(Web page and app entries)
+-------+

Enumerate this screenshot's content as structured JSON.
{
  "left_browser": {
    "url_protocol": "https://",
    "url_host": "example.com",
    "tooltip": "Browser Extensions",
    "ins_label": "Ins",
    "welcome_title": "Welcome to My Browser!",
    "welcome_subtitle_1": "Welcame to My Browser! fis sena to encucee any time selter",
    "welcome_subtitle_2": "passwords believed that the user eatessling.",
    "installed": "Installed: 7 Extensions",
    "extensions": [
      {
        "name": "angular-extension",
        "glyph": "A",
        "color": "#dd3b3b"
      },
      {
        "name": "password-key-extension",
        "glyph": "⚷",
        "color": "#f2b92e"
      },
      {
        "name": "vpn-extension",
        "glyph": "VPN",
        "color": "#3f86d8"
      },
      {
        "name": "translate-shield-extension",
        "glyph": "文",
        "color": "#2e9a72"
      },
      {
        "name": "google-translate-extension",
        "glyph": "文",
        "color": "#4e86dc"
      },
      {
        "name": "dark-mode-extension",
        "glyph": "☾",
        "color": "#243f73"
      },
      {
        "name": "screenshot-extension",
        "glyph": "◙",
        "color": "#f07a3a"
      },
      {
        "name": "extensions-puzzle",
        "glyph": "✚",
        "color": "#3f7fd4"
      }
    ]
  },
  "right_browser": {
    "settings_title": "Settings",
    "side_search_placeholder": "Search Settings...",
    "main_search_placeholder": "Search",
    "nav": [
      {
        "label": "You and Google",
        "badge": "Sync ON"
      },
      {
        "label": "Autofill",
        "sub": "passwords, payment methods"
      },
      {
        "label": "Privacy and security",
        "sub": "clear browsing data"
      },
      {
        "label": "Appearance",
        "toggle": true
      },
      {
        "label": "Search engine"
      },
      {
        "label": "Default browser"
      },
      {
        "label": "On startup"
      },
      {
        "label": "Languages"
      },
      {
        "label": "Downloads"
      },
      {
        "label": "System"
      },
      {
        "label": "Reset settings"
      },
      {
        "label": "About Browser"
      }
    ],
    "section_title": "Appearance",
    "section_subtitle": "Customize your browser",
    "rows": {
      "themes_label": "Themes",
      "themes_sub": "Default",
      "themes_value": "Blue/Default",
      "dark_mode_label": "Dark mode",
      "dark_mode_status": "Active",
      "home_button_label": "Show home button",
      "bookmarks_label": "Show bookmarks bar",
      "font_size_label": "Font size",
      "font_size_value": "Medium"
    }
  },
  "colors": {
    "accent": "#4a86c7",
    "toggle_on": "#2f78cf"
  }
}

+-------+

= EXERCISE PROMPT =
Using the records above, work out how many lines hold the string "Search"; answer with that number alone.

= FINISHED TASK =
3